The European Union on Thursday demanded that the United Kingdom immediately rewrite a new Brexit bill that would change parts of a divorce agreement it signed with the EU last year—threatening legal action if the outgoing member does not comply.
European Commission Vice President Maros Sefcovic met with UK Cabinet Office minister Michael Gove for crisis talks after the UK government proposed a new Internal Market Bill, which would allow ministers to “disapply” certain rules related to Northern Ireland agreed to in last year’s Withdrawal Agreement.
Recall that California, earlier this year, enacted a law requiring gig employers to reclassify those folks from contractors to formal employees—with all of the employee expenses that entails: half the payroll taxes due, retirement benefits, health benefits, paid time off, etc, etc, etc.
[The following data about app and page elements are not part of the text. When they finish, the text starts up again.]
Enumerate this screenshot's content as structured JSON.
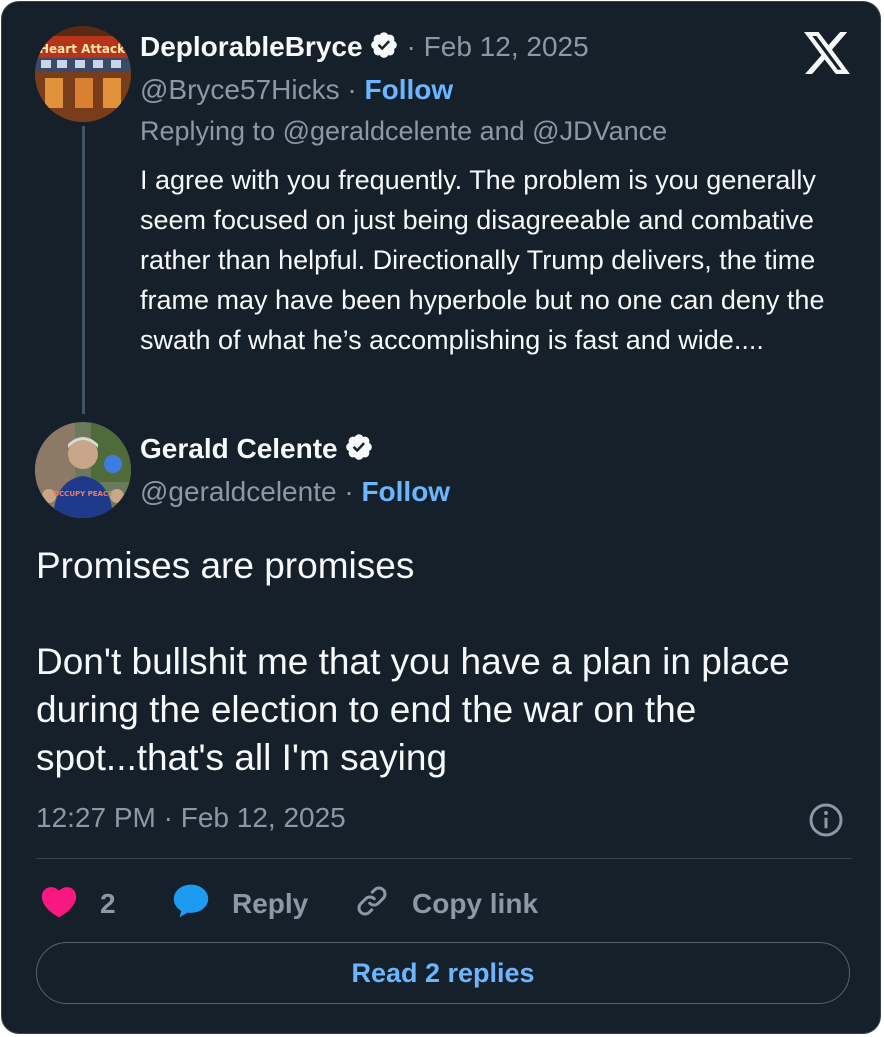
{
  "reply_tweet": {
    "author_name": "DeplorableBryce",
    "date": "· Feb 12, 2025",
    "handle": "@Bryce57Hicks",
    "separator": " · ",
    "follow_label": "Follow",
    "replying_to": "Replying to @geraldcelente and @JDVance",
    "text": "I agree with you frequently. The problem is you generally seem focused on just being disagreeable and combative rather than helpful.  Directionally Trump delivers, the time frame may have been hyperbole but no one can deny the swath of what he’s accomplishing is fast and wide....",
    "avatar_sign_text": "Heart Attack"
  },
  "main_tweet": {
    "author_name": "Gerald Celente",
    "handle": "@geraldcelente",
    "separator": " · ",
    "follow_label": "Follow",
    "text_line1": "Promises are promises",
    "text_line2": "Don't bullshit me that you have a plan in place during the election to end the war on the spot...that's all I'm saying",
    "timestamp": "12:27 PM · Feb 12, 2025",
    "avatar_shirt_text": "OCCUPY PEACE"
  },
  "actions": {
    "like_count": "2",
    "reply_label": "Reply",
    "copy_link_label": "Copy link",
    "read_replies_label": "Read 2 replies"
  },
  "icons": [
    "x-logo-icon",
    "verified-badge-icon",
    "info-icon",
    "heart-icon",
    "reply-bubble-icon",
    "link-icon"
  ],
  "colors": {
    "background": "#15202b",
    "accent": "#6cb6ff",
    "like": "#f91880",
    "reply_icon": "#1d9bf0",
    "muted": "#8b98a5"
  }
}
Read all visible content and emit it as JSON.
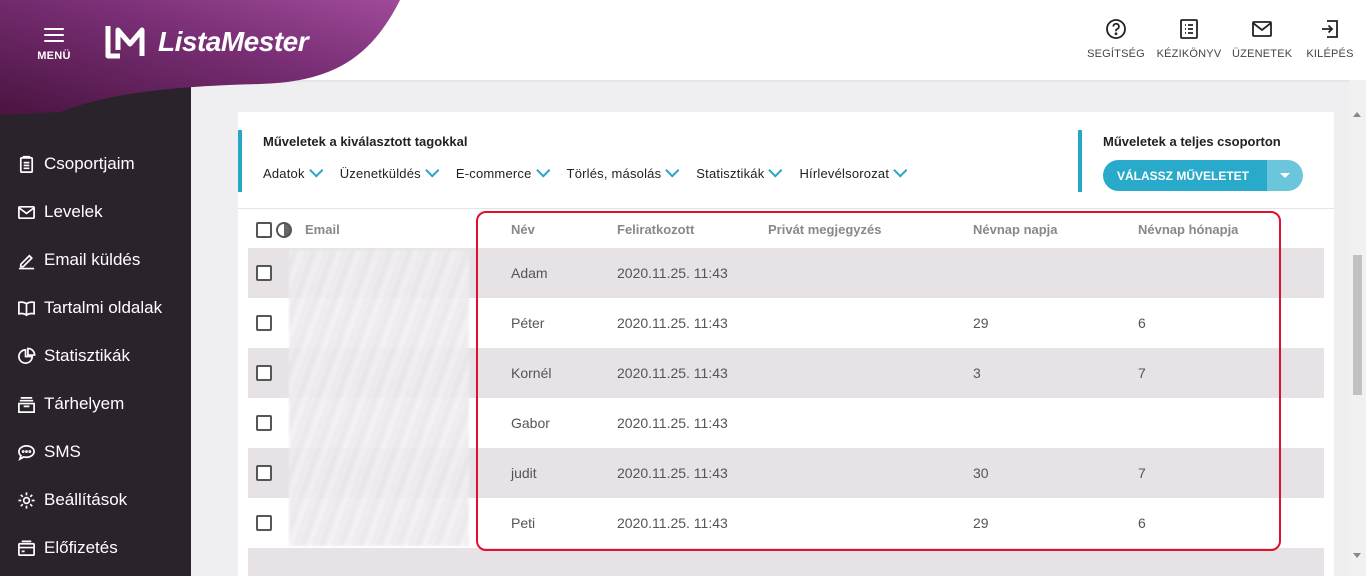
{
  "header": {
    "menu_label": "MENÜ",
    "logo_text": "ListaMester",
    "actions": [
      {
        "label": "SEGÍTSÉG",
        "icon": "help-icon"
      },
      {
        "label": "KÉZIKÖNYV",
        "icon": "manual-icon"
      },
      {
        "label": "ÜZENETEK",
        "icon": "mail-icon"
      },
      {
        "label": "KILÉPÉS",
        "icon": "logout-icon"
      }
    ]
  },
  "sidebar": {
    "items": [
      {
        "label": "Csoportjaim",
        "icon": "clipboard-icon"
      },
      {
        "label": "Levelek",
        "icon": "envelope-icon"
      },
      {
        "label": "Email küldés",
        "icon": "pen-icon"
      },
      {
        "label": "Tartalmi oldalak",
        "icon": "book-icon"
      },
      {
        "label": "Statisztikák",
        "icon": "pie-chart-icon"
      },
      {
        "label": "Tárhelyem",
        "icon": "storage-icon"
      },
      {
        "label": "SMS",
        "icon": "chat-icon"
      },
      {
        "label": "Beállítások",
        "icon": "gear-icon"
      },
      {
        "label": "Előfizetés",
        "icon": "subscription-icon"
      }
    ]
  },
  "ops": {
    "selected_title": "Műveletek a kiválasztott tagokkal",
    "menus": [
      "Adatok",
      "Üzenetküldés",
      "E-commerce",
      "Törlés, másolás",
      "Statisztikák",
      "Hírlevélsorozat"
    ],
    "group_title": "Műveletek a teljes csoporton",
    "group_button": "VÁLASSZ MŰVELETET"
  },
  "table": {
    "columns": {
      "email": "Email",
      "nev": "Név",
      "feliratkozott": "Feliratkozott",
      "privat": "Privát megjegyzés",
      "nevnap_napja": "Névnap napja",
      "nevnap_honapja": "Névnap hónapja"
    },
    "rows": [
      {
        "nev": "Adam",
        "feliratkozott": "2020.11.25. 11:43",
        "privat": "",
        "nap": "",
        "honap": ""
      },
      {
        "nev": "Péter",
        "feliratkozott": "2020.11.25. 11:43",
        "privat": "",
        "nap": "29",
        "honap": "6"
      },
      {
        "nev": "Kornél",
        "feliratkozott": "2020.11.25. 11:43",
        "privat": "",
        "nap": "3",
        "honap": "7"
      },
      {
        "nev": "Gabor",
        "feliratkozott": "2020.11.25. 11:43",
        "privat": "",
        "nap": "",
        "honap": ""
      },
      {
        "nev": "judit",
        "feliratkozott": "2020.11.25. 11:43",
        "privat": "",
        "nap": "30",
        "honap": "7"
      },
      {
        "nev": "Peti",
        "feliratkozott": "2020.11.25. 11:43",
        "privat": "",
        "nap": "29",
        "honap": "6"
      }
    ]
  },
  "colors": {
    "accent": "#28a8c4",
    "sidebar": "#2b232c",
    "brand_gradient_start": "#5a1848",
    "brand_gradient_end": "#a04a9a",
    "highlight": "#e0102e"
  }
}
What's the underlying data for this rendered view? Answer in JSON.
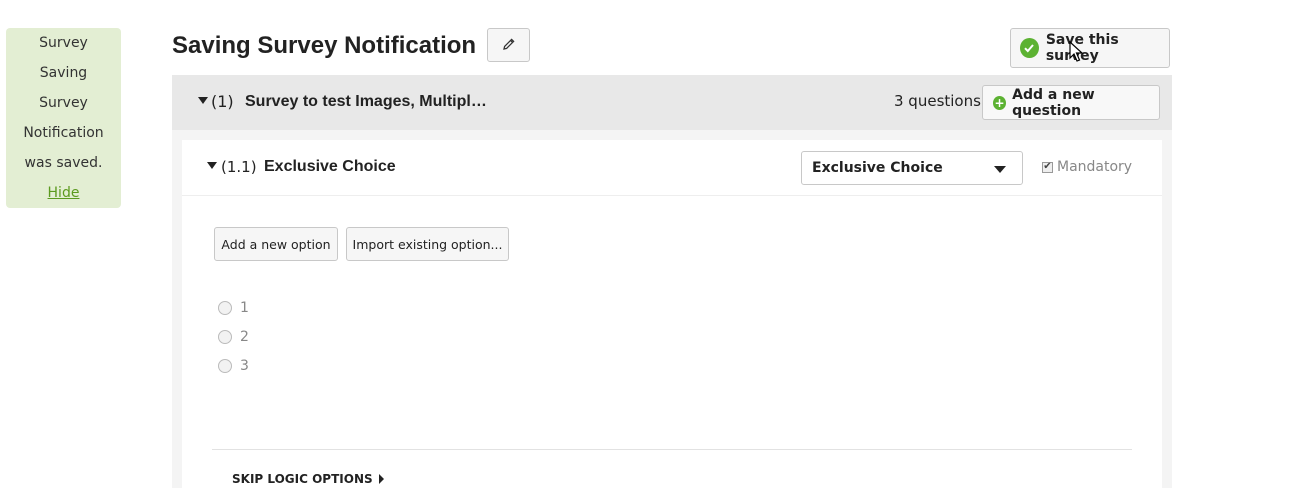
{
  "notification": {
    "lines": [
      "Survey",
      "Saving",
      "Survey",
      "Notification",
      "was saved."
    ],
    "hide_label": "Hide"
  },
  "header": {
    "title": "Saving Survey Notification",
    "save_label": "Save this survey"
  },
  "section": {
    "number": "(1)",
    "name": "Survey to test Images, Multipl…",
    "question_count": "3 questions",
    "add_question_label": "Add a new question"
  },
  "question": {
    "number": "(1.1)",
    "name": "Exclusive Choice",
    "type_selected": "Exclusive Choice",
    "mandatory_label": "Mandatory",
    "add_option_label": "Add a new option",
    "import_option_label": "Import existing option...",
    "options": [
      "1",
      "2",
      "3"
    ],
    "skip_logic_label": "SKIP LOGIC OPTIONS"
  },
  "colors": {
    "notification_bg": "#e3eed3",
    "link_green": "#5c9a1f",
    "accent_green": "#5cb232",
    "section_bar": "#e8e8e8"
  }
}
In response, a number of companies who’ve centered their business models on gig employees, have sued and have been fighting to force the law—AB-5—onto this fall’s ballot for the actual citizens to decide.
Related to the law and the hoo-raw surrounding it, are some additional consequences illustrated by this:
In a Wall Street JournalLetters offering, one writer, in supporting the Chamber of Commerce’s change of position regarding massive government intervention into our private economy, wrote
The 2020 economy is far different than that of 1980, and so what is good for business now is necessarily different.
This is wrong on two counts. The first is that the reason the economy of 1980 seems different from that of 2020 is the explosion of government intervention and intrusive regulation over those 40 years. That’s not actually an economic difference, though; it’s a government behavior difference, with the economy changing in result, not from its own intrinsic evolution.
That’s what Progressive-Democratic Party Presidential candidate Joe Biden has said he intends to do; his latest iteration of that intent was last Thursday in a CNN interview.
I’d make the changes on the corporate taxes on day one[.]
Leaving aside the…foolishness…of implementing such an attack on our economy’s health, there has been pushback on the Day One timing—no President, not even a Progressive-Democratic one, can raise taxes by fiat; such a move can only come from the Congress (and subsequently signed by a President or his veto overridden).
raise the salaries of state and local police forces all across the country—except in cities that have chosen to defund law enforcement in the wake of nationwide protests and riots.
If the bill becomes law, police departments will have new federal funding at their disposal allowing them to increase the salaries of officers “up to 110 percent of the local median earnings, and would exclude cities that defund their police[.]”
Unions representing millions of workers, from teachers to truck drivers, pledged to ramp up protests in the leadup to the presidential election, with walkouts aimed at forcing local and federal lawmakers to pass police reform and address what they described as systemic racism.
Actually, it’s the union leaders:
…labor leaders from America’s biggest public and private sector unions said they would organize walkouts….
More the public sector than private sector unions: AFSCME, SEIU, and NEA.
British Prime Minister is hiring Tony Abbott, ex-Australian Prime Minister, Tony Abbott, to be a senior adviser on trade for Johnson’s government.
Abbott, a Brit by birth and an Australian by citizenship, had some words for the Oxford Union’s debating society back in 2018, then regarding Brexit [emphasis added]:
This is the country that has seen off the Spanish Armada, the French emperor, and the German Kaiser, won against Louis XIV, against Napoleon, against William II, and then against Hitler. This country did not need Europe—it saved Europe. No country on earth should be more capable than Britain of standing on its own two feet.